Action must be taken to address the problem of attackers exploiting the vulnerabilities due to unpatched , outdated and unsupported operating systems. The cyberattacks will not stop unless the industry players do something. While there are available options to upgrade systems, there are still many healthcare providers that choose legacy software and equipment, do not remediate vulnerabilities and fail to patch systems promptly.
Steps are being taken to resolve medical device security but the progress is slow. The U.S. Food and Drug Administration actually has plans of requiring manufacturers to include a feature that update devices throughout the life cycle of the products. This will certainly help keep new devices updated, but what about the old devices? Healthcare organizations that use old software and outdated equipment are very vulnerable. Unfortunately, there’s very little that can be done. It is possible to update devices and software, but managing the vulnerabilities is costly and challenging.

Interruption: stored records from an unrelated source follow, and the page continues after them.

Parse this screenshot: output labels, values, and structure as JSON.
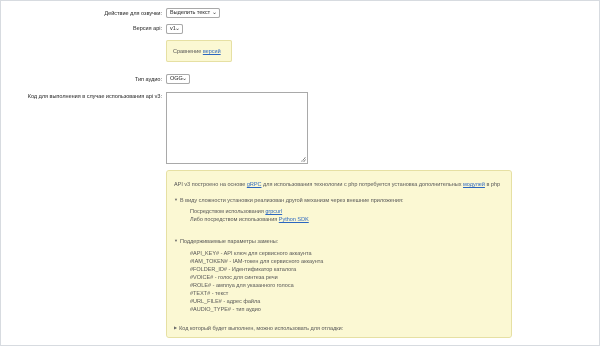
{
  "form": {
    "voice_action": {
      "label": "Действие для озвучки:",
      "value": "Выделить текст"
    },
    "api_version": {
      "label": "Версия api:",
      "value": "v1"
    },
    "compare_note": {
      "text": "Сравнение",
      "link": "версий"
    },
    "audio_type": {
      "label": "Тип аудио:",
      "value": "OGG"
    },
    "code_field": {
      "label": "Код для выполнения в случае использования api v3:",
      "value": ""
    }
  },
  "info": {
    "intro_pre": "API v3 построено на основе",
    "intro_link1": "gRPC",
    "intro_mid": "для использования технологии с php потребуется установка дополнительных",
    "intro_link2": "модулей",
    "intro_post": "в php",
    "section1_title": "В виду сложности установки реализован другой механизм через внешние приложения:",
    "via_grpcurl_text": "Посредством использования",
    "via_grpcurl_link": "grpcurl",
    "via_python_text": "Либо посредством использования",
    "via_python_link": "Python SDK",
    "section2_title": "Поддерживаемые параметры замены:",
    "params": [
      "#API_KEY# - API ключ для сервисного аккаунта",
      "#IAM_TOKEN# - IAM-токен для сервисного аккаунта",
      "#FOLDER_ID# - Идентификатор каталога",
      "#VOICE# - голос для синтеза речи",
      "#ROLE# - амплуа для указанного голоса",
      "#TEXT# - текст",
      "#URL_FILE# - адрес файла",
      "#AUDIO_TYPE# - тип аудио"
    ],
    "section3_title": "Код который будет выполнен, можно использовать для отладки:"
  },
  "icons": {
    "expanded": "triangle-down",
    "collapsed": "triangle-right",
    "dropdown": "chevron-down"
  },
  "colors": {
    "note_background": "#fbf8d3",
    "note_border": "#e6e0a3",
    "link": "#2b66c0"
  }
}
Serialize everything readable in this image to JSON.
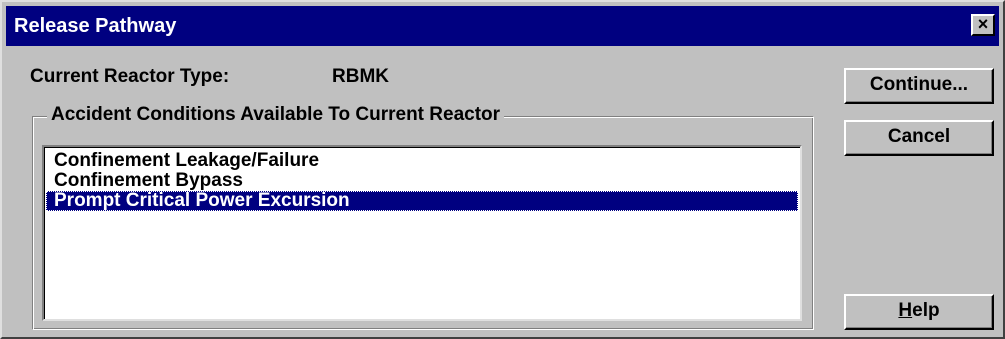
{
  "window": {
    "title": "Release Pathway",
    "close_glyph": "×",
    "close_icon": "close-icon"
  },
  "reactor": {
    "label": "Current Reactor Type:",
    "value": "RBMK"
  },
  "group": {
    "legend": "Accident Conditions Available To Current Reactor"
  },
  "list": {
    "items": [
      "Confinement Leakage/Failure",
      "Confinement Bypass",
      "Prompt Critical Power Excursion"
    ],
    "selected": "Prompt Critical Power Excursion"
  },
  "buttons": {
    "continue": "Continue...",
    "cancel": "Cancel",
    "help_accel": "H",
    "help_rest": "elp"
  },
  "colors": {
    "titlebar": "#000080",
    "face": "#c0c0c0",
    "selection": "#000080"
  }
}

Before healthcare providers choose to upgrade systems and remediate vulnerabilities, they typically do a cost-benefit analysis. If updating and maintaining devices entail a very high cost and there are no other alternatives, they simply accept the risks associated with the use of the devices. Another negative impact of continually updating old devices is the lost time and resources that could have been used for developing new and advanced devices or treatments.

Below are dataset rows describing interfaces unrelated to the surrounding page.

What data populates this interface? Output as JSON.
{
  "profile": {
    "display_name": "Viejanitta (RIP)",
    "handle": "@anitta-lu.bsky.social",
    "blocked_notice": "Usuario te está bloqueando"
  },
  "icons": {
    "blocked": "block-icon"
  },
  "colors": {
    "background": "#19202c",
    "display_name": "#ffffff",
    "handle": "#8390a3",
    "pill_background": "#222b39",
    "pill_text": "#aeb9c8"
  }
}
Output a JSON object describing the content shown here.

The U.S. House Energy and Commerce Committee knows about the problem. Hence, the committee is talking to industry stakeholders to help tackle the issue and improve cybersecurity. One cybersecurity professional estimated that an organization may spend $400 to $4,000 just to fix just one vulnerability. What if more than one vulnerability need to be fixed? It’s gonna be a very costly and daunting task.
The House Committee on Energy and Commerce is requesting feedback on this issue from the healthcare industry stakeholders and other people until May 31, 2018.